In order to maximise the environmental benefit, it is imperative to ensure that all steps are being taken to minimise the carbon footprint contributions from the manufacturing and transport logistics. SNF not only constantly adapt and improve our formulations and processes to ensure that the least amount of energy is consumed during manufacture, but we also strive to reduce the carbon emissions associated with transportation. This is demonstrated by our investment in our manufacturing plant in the Teesside area, purpose-built to serve the future needs of the North Sea. Previously our products were manufactured in France and transported by road to Aberdeen for shipping to the offshore installation. This shorter supply route (~460km vs. ~1900km) represents greater than 4x reduction in the carbon footprint in transport alone (80kg CO2/ton vs. 325kg CO2/ton). Planned refinement of the supply route via rail or sea transportation to suit the chemical requirements of the North Sea will reduce emissions further.
As mentioned above, many offshore EOR projects have been ruled out in the past following initial evaluation due to many factors including injectivity, product quality, asset retrofit, produced water issues and economics. SNF have continued to innovate in this area in order to minimise these risks. For example, by dewatering our liquid emulsion polymers, commonly used offshore for ease of deployment, the volumes required have been drastically reduced meaning better product stability (less water) and a reduction in the size of the required storage facilities on the platform or FPSO due to lower volumes of bulk emulsion being required. Advances in emulsion technology mean that good injectivity is routinely achieved. On the economics side, new research from Heriot-Watt University looking at the way in which polymer works at the pore scale to produce oil, demonstrates that relatively low dosages of polymer can achieve highly profitable results even in heavy oil reservoirs. So, projects previously ruled out due to unfavourable or marginal Net Present Value (NPV) calculations due to high polymer loading may now be greatly beneficial. In fact, it has been calculated that polymer EOR adds only $4-6 per incremental barrel to the overall economics of a water-flood project. This is no more apparent than with Ithaca in the Captain field where wells at the limit of their economic benefit due to extremely high water-cuts are now some of the most profitable on the asset due entirely to the polymer flood project. Finally, back-produced polymer has always been a topic of great concern to operators, fearing process upsets and poor water quality for reinjection. Advances in this area have also been made in recent years with bespoke products for polymer-containing systems being developed to enable better separation and aid water clean-up.
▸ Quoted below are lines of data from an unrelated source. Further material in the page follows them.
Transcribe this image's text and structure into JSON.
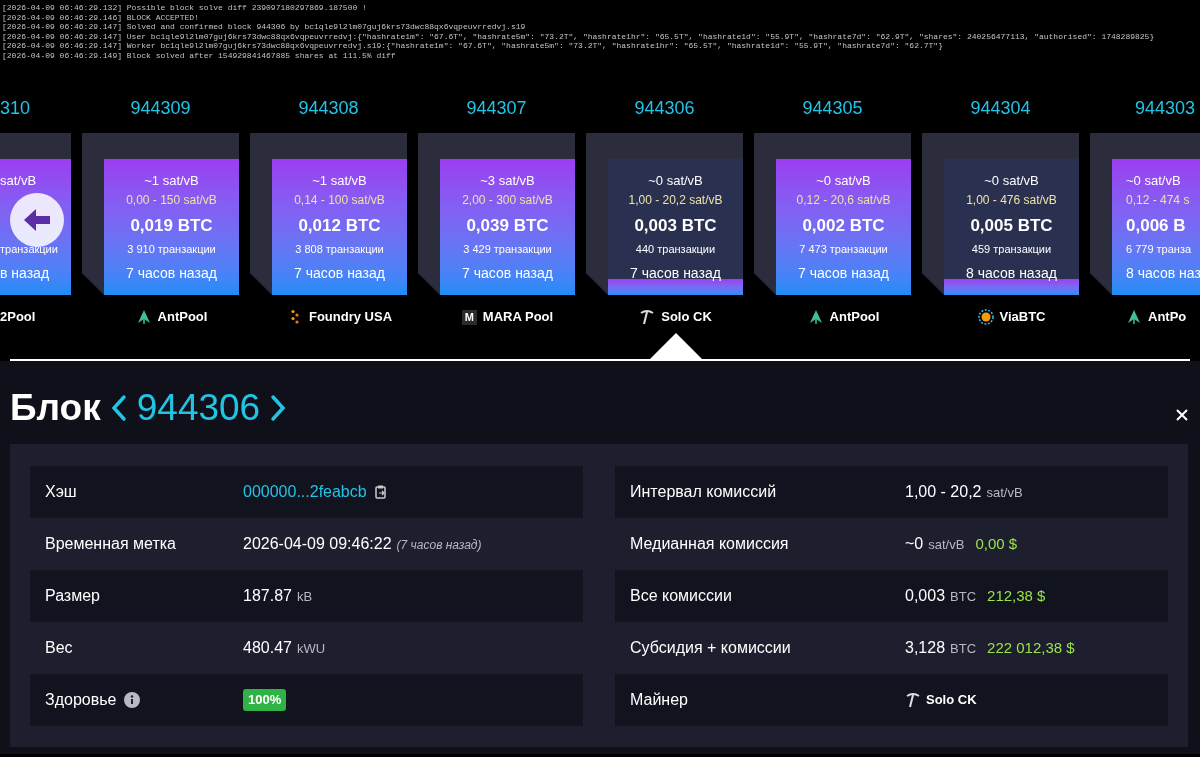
{
  "log": [
    "[2026-04-09 06:46:29.132] Possible block solve diff 239097180297869.187500 !",
    "[2026-04-09 06:46:29.146] BLOCK ACCEPTED!",
    "[2026-04-09 06:46:29.147] Solved and confirmed block 944306 by bc1qle9l2lm07guj6krs73dwc88qx6vqpeuvrredvj.s19",
    "[2026-04-09 06:46:29.147] User bc1qle9l2lm07guj6krs73dwc88qx6vqpeuvrredvj:{\"hashrate1m\": \"67.6T\", \"hashrate5m\": \"73.2T\", \"hashrate1hr\": \"65.5T\", \"hashrate1d\": \"55.9T\", \"hashrate7d\": \"62.9T\", \"shares\": 240256477113, \"authorised\": 1748289825}",
    "[2026-04-09 06:46:29.147] Worker bc1qle9l2lm07guj6krs73dwc88qx6vqpeuvrredvj.s19:{\"hashrate1m\": \"67.6T\", \"hashrate5m\": \"73.2T\", \"hashrate1hr\": \"65.5T\", \"hashrate1d\": \"55.9T\", \"hashrate7d\": \"62.7T\"}",
    "[2026-04-09 06:46:29.149] Block solved after 154929841467885 shares at 111.5% diff"
  ],
  "blocks": [
    {
      "kind": "cut_left",
      "number": "310",
      "fee": "sat/vB",
      "transactions": "транзакции",
      "time": "в назад",
      "level": 1,
      "selected": false,
      "pool": {
        "name": "2Pool",
        "kind": "none"
      }
    },
    {
      "kind": "full",
      "number": "944309",
      "fee": "~1 sat/vB",
      "range": "0,00 - 150 sat/vB",
      "total": "0,019 BTC",
      "transactions": "3 910 транзакции",
      "time": "7 часов назад",
      "level": 1,
      "selected": false,
      "pool": {
        "name": "AntPool",
        "kind": "arrow"
      }
    },
    {
      "kind": "full",
      "number": "944308",
      "fee": "~1 sat/vB",
      "range": "0,14 - 100 sat/vB",
      "total": "0,012 BTC",
      "transactions": "3 808 транзакции",
      "time": "7 часов назад",
      "level": 1,
      "selected": false,
      "pool": {
        "name": "Foundry USA",
        "kind": "dots"
      }
    },
    {
      "kind": "full",
      "number": "944307",
      "fee": "~3 sat/vB",
      "range": "2,00 - 300 sat/vB",
      "total": "0,039 BTC",
      "transactions": "3 429 транзакции",
      "time": "7 часов назад",
      "level": 1,
      "selected": false,
      "pool": {
        "name": "MARA Pool",
        "kind": "tile",
        "logo_text": "M"
      }
    },
    {
      "kind": "full",
      "number": "944306",
      "fee": "~0 sat/vB",
      "range": "1,00 - 20,2 sat/vB",
      "total": "0,003 BTC",
      "transactions": "440 транзакции",
      "time": "7 часов назад",
      "level": 0.12,
      "selected": true,
      "pool": {
        "name": "Solo CK",
        "kind": "pickaxe"
      }
    },
    {
      "kind": "full",
      "number": "944305",
      "fee": "~0 sat/vB",
      "range": "0,12 - 20,6 sat/vB",
      "total": "0,002 BTC",
      "transactions": "7 473 транзакции",
      "time": "7 часов назад",
      "level": 1,
      "selected": false,
      "pool": {
        "name": "AntPool",
        "kind": "arrow"
      }
    },
    {
      "kind": "full",
      "number": "944304",
      "fee": "~0 sat/vB",
      "range": "1,00 - 476 sat/vB",
      "total": "0,005 BTC",
      "transactions": "459 транзакции",
      "time": "8 часов назад",
      "level": 0.12,
      "selected": false,
      "pool": {
        "name": "ViaBTC",
        "kind": "coin"
      }
    },
    {
      "kind": "cut_right",
      "number": "944303",
      "fee": "~0 sat/vB",
      "range": "0,12 - 474 s",
      "total": "0,006 B",
      "transactions": "6 779 транза",
      "time": "8 часов наз",
      "level": 1,
      "selected": false,
      "pool": {
        "name": "AntPo",
        "kind": "arrow"
      }
    }
  ],
  "heading": {
    "title": "Блок",
    "number": "944306"
  },
  "details": {
    "left": [
      {
        "label": "Хэш",
        "kind": "hash",
        "value": "000000...2feabcb"
      },
      {
        "label": "Временная метка",
        "kind": "time",
        "value": "2026-04-09 09:46:22",
        "note": "(7 часов назад)"
      },
      {
        "label": "Размер",
        "kind": "amount",
        "value": "187.87",
        "unit": "kB"
      },
      {
        "label": "Вес",
        "kind": "amount",
        "value": "480.47",
        "unit": "kWU"
      },
      {
        "label": "Здоровье",
        "kind": "health",
        "value": "100%"
      }
    ],
    "right": [
      {
        "label": "Интервал комиссий",
        "kind": "amount",
        "value": "1,00 - 20,2",
        "unit": "sat/vB"
      },
      {
        "label": "Медианная комиссия",
        "kind": "amount",
        "value": "~0",
        "unit": "sat/vB",
        "fiat": "0,00 $"
      },
      {
        "label": "Все комиссии",
        "kind": "amount",
        "value": "0,003",
        "unit": "BTC",
        "fiat": "212,38 $"
      },
      {
        "label": "Субсидия + комиссии",
        "kind": "amount",
        "value": "3,128",
        "unit": "BTC",
        "fiat": "222 012,38 $"
      },
      {
        "label": "Майнер",
        "kind": "miner",
        "value": "Solo CK"
      }
    ]
  }
}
In summary, the time has never been more primed to evaluate (or re-evaluate) polymer EOR for North Sea deployment. Reducing carbon emissions and maximising production will ensure the longevity of the North Sea oil and gas industry to enable us meet the changing energy demands of the future. In essence, polymer Enhanced Oil Recovery gives us the best of both worlds – sustainable, profitable oil production!
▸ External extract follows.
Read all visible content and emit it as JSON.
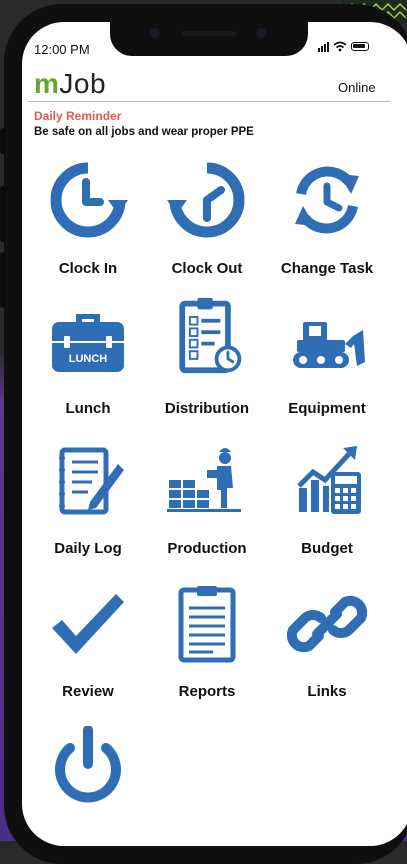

If you would like to know more about the topics discussed in this article, or would like to know more about SNF’s solutions, please contact them at: